Here’s the latest regional blend from indy bottler, Douglas Laing.
Some of them are completely up-front about their blending components and some aren’t. The Epicurean remains enigmatic about the source malts that have gone into this blend but the Lowlands region isn’t exactly stuffed full of distilleries so maybe we can work it out…
Nose: Very young. Grappa and yeast, sourdough, rock salt. Lots of unripe fruit – crab apples and green bananas. After breathing, some stewed baking apple and even a whiff of smoke and cured meat.
Palate: Grassy and green with barley sugar and sour cherry. Touch of banana bread then becoming quite hot and spicy. Numbing cinnamon and cloves with a milky chalkiness akin to those candy necklaces you get in sweet shops.
Finish: Quite short with liquorice root and a little peppermint tea.
Dear, oh dear. As a fan of Laing’s blends on the whole, this one falls flat for me.
This chap’s far too young to be an epicurean. It’s just barely beyond new-make spirit in terms of flavour profile and really lacking in the regional traits that I know the Lowlands for – floral, buttery, delicate and subtle.
As for which distilleries may be in the blend… given the price tag of this, I doubt whether much malt from silent distilleries has made its way into the blending tun. Perhaps a minute splash of Littlemill, like the dab of Port Ellen they put into the Big Peat.
Daftmill have never yet sold any of their whisky and Annandale spirit isn’t legally whisky until 2018. That leaves Ailsa Bay, Auchentoshan, Bladnoch, or Glenkinchie.
Given the slightly smoky nose, cinnamon palate and youthfulness I’d wager there’s a fair chunk of Ailsa Bay in this blend. It is a little grassy to start with, which makes me think Bladnoch’s in there too.
Wherever the components came from, I can see this being a lot more interesting after more time in the barrel.

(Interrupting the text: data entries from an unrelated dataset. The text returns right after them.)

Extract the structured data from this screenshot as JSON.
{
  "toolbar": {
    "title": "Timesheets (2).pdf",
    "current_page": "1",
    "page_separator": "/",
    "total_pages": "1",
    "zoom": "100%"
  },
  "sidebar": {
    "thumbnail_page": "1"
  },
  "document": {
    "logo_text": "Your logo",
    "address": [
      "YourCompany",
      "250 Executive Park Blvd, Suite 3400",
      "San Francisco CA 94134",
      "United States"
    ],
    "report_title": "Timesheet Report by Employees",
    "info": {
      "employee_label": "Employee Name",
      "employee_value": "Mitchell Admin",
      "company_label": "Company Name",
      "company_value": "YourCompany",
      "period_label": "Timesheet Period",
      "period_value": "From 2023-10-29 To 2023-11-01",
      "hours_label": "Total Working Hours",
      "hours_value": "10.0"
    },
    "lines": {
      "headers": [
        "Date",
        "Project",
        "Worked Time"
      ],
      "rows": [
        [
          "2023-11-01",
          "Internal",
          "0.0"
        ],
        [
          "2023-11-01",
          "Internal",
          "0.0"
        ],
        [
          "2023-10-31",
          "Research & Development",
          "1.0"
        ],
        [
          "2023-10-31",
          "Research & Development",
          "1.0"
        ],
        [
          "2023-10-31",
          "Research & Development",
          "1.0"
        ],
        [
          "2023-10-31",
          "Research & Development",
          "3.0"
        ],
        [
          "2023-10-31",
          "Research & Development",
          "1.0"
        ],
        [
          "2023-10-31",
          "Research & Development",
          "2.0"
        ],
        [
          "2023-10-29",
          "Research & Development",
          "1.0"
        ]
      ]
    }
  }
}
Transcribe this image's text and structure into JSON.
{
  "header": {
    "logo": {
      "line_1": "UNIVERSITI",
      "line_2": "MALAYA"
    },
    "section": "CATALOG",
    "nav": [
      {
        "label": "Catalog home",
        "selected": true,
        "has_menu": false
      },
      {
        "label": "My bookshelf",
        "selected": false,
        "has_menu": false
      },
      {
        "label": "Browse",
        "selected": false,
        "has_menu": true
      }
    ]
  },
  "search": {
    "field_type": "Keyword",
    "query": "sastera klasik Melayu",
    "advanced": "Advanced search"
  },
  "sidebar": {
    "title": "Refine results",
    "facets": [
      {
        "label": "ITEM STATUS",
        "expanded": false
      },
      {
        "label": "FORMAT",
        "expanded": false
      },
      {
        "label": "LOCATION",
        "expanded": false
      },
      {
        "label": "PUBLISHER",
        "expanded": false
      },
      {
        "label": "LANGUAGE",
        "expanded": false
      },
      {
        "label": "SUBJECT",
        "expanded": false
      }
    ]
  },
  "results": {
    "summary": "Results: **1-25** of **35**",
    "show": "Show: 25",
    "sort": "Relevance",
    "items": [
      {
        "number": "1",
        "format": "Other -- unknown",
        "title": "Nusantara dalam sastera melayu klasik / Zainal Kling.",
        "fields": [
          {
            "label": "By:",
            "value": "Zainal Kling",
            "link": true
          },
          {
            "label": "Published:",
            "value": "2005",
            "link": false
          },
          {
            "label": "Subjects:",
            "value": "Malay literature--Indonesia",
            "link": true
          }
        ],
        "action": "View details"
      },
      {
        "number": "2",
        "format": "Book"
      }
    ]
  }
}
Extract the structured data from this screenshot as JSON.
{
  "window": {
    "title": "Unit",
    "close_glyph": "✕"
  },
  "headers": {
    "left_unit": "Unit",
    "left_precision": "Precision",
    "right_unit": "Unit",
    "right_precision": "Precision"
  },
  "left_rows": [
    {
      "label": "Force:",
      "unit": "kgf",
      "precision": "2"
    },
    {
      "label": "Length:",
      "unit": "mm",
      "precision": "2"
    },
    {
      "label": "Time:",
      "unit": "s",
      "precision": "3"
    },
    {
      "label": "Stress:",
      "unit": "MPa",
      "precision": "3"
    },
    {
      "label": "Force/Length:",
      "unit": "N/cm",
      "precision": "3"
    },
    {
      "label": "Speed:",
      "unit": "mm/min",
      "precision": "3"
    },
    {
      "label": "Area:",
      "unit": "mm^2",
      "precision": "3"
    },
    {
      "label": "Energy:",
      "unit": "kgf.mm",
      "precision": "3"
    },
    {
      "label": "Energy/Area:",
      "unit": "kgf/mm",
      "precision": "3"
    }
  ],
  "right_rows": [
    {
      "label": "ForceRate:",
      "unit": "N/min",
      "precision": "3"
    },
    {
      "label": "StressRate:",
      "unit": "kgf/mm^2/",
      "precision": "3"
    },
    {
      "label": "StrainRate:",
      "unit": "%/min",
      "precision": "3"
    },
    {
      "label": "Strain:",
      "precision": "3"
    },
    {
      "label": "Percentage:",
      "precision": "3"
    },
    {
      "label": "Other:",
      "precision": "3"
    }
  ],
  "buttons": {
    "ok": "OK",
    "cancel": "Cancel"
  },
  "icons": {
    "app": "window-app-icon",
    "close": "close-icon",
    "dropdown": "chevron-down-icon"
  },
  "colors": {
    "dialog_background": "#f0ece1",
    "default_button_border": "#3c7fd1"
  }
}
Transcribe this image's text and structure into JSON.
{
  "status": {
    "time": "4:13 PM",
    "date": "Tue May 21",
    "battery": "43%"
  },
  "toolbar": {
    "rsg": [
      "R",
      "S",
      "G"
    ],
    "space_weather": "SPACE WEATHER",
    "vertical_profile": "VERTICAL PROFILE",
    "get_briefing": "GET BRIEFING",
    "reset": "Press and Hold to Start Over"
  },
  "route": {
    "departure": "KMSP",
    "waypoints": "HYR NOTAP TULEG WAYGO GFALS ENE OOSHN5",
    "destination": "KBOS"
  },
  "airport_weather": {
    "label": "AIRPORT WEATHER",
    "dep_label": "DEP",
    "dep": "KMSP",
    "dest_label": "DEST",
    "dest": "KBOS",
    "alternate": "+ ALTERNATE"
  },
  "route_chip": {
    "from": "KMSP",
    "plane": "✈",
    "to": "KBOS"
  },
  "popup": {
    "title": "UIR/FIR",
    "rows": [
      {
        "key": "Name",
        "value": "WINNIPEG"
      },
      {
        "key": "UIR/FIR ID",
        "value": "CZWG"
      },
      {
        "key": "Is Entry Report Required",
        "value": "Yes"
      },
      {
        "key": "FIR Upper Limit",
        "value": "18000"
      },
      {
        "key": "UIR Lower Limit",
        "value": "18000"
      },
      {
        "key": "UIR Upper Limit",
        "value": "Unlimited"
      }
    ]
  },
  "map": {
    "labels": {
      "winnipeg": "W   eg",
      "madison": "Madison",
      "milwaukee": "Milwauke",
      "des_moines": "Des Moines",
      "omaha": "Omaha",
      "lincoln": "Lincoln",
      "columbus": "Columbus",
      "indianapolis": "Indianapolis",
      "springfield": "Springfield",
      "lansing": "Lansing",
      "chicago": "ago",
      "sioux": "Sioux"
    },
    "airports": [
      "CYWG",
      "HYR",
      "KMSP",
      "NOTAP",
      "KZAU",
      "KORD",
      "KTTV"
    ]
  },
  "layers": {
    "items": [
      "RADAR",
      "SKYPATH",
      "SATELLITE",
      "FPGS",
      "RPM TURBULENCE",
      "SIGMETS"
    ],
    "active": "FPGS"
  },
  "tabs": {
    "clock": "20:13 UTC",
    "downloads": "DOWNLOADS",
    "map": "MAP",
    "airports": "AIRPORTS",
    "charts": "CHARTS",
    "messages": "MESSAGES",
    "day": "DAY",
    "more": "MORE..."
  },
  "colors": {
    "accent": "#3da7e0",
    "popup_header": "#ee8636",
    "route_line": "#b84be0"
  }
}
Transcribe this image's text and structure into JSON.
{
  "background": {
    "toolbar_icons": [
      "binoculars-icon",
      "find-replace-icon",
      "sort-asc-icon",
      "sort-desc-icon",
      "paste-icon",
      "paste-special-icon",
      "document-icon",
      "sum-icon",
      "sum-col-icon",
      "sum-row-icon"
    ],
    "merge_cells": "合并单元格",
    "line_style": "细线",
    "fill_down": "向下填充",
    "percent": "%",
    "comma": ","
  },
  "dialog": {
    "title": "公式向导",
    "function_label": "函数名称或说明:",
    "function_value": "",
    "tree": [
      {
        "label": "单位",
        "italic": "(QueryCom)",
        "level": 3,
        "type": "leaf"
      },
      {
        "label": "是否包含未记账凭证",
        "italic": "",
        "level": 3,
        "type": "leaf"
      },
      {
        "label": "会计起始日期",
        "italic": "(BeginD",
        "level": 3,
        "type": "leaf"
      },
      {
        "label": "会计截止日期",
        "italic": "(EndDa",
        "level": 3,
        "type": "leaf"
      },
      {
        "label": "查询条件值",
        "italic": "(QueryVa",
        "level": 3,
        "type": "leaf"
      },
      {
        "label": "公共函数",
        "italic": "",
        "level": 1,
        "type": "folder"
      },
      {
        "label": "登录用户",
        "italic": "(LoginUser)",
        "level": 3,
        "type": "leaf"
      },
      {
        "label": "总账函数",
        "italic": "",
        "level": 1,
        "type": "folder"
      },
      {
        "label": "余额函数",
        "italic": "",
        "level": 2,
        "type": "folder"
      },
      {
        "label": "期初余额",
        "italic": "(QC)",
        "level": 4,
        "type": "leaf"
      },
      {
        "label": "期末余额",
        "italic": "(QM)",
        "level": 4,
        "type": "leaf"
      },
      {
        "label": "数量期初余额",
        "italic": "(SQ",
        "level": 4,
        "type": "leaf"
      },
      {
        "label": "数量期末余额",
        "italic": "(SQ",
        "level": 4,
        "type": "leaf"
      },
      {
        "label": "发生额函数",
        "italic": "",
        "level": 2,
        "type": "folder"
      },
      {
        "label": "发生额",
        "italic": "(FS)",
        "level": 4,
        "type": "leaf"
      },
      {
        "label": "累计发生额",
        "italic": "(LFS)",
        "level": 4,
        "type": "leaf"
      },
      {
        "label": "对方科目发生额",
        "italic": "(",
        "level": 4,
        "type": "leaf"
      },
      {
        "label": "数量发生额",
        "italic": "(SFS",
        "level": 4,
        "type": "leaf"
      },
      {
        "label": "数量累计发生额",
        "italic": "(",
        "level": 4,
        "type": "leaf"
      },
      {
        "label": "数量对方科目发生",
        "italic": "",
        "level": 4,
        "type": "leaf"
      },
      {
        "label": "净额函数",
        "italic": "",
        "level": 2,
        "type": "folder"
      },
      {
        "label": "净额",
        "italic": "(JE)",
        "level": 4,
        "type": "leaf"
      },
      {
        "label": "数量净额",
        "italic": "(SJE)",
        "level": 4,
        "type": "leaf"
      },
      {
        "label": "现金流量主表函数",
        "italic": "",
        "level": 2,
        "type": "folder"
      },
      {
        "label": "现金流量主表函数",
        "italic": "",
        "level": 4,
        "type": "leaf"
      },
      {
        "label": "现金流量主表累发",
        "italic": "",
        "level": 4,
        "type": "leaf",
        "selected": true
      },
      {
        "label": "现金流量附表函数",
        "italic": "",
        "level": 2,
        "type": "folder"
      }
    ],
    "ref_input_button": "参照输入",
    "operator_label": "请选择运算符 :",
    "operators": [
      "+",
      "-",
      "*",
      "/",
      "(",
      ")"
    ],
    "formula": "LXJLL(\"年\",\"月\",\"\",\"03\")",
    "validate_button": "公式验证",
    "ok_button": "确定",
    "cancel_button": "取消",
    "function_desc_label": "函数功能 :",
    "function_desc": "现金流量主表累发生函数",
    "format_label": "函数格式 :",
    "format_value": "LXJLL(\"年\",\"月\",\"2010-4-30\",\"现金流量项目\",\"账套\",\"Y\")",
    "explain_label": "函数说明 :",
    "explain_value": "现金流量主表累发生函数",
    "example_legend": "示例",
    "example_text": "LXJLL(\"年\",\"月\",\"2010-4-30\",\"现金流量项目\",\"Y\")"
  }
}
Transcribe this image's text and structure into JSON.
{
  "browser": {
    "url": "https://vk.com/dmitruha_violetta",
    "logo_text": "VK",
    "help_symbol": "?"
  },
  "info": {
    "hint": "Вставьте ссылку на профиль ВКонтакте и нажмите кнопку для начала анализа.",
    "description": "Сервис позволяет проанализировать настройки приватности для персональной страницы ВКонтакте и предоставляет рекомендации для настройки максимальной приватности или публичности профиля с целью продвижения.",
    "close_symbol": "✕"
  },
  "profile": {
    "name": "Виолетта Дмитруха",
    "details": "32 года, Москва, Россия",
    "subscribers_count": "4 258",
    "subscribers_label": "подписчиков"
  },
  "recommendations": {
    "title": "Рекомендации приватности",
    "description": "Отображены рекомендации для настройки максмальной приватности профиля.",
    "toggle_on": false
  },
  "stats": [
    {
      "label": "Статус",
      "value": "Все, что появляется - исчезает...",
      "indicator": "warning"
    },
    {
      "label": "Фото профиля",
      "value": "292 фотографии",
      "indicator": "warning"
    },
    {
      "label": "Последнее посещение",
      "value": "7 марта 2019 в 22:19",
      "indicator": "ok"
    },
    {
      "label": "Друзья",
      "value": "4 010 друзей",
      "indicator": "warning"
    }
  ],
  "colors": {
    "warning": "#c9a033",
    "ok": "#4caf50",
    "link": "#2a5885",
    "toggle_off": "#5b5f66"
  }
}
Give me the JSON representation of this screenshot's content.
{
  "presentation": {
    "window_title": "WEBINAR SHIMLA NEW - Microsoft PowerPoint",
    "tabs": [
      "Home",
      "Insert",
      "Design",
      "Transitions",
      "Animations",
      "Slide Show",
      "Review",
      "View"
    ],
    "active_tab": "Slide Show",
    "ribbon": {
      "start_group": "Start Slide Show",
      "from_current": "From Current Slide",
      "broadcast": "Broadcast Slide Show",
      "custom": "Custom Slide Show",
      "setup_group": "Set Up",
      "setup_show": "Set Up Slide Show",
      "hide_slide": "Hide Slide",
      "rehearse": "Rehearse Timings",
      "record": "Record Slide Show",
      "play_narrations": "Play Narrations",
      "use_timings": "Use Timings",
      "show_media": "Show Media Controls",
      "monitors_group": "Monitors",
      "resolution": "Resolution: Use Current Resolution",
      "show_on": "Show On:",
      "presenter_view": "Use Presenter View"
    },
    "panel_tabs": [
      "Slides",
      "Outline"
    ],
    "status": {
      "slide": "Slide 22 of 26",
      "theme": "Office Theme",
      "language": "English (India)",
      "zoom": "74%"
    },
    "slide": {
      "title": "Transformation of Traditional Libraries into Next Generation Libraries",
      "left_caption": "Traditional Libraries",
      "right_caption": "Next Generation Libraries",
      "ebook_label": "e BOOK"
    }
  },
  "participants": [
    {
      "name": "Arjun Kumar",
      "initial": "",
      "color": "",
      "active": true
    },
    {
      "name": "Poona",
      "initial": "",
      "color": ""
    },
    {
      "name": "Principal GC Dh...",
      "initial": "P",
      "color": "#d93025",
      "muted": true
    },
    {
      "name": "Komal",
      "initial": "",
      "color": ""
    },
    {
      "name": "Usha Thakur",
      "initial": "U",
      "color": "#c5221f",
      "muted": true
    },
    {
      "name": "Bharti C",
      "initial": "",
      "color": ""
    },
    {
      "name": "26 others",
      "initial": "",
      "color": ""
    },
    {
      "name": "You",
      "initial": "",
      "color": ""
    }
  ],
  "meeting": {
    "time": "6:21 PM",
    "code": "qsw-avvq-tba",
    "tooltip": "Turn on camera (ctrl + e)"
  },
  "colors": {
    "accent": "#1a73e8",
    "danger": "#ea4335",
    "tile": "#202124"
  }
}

They really need to give this little bruiser some time to get potty trained, colour in some books, discover music, rebel against the establishment, dye its hair, move out, discover tweed and armchairs and settle into a dusty bookshop with its long term partner, Graham.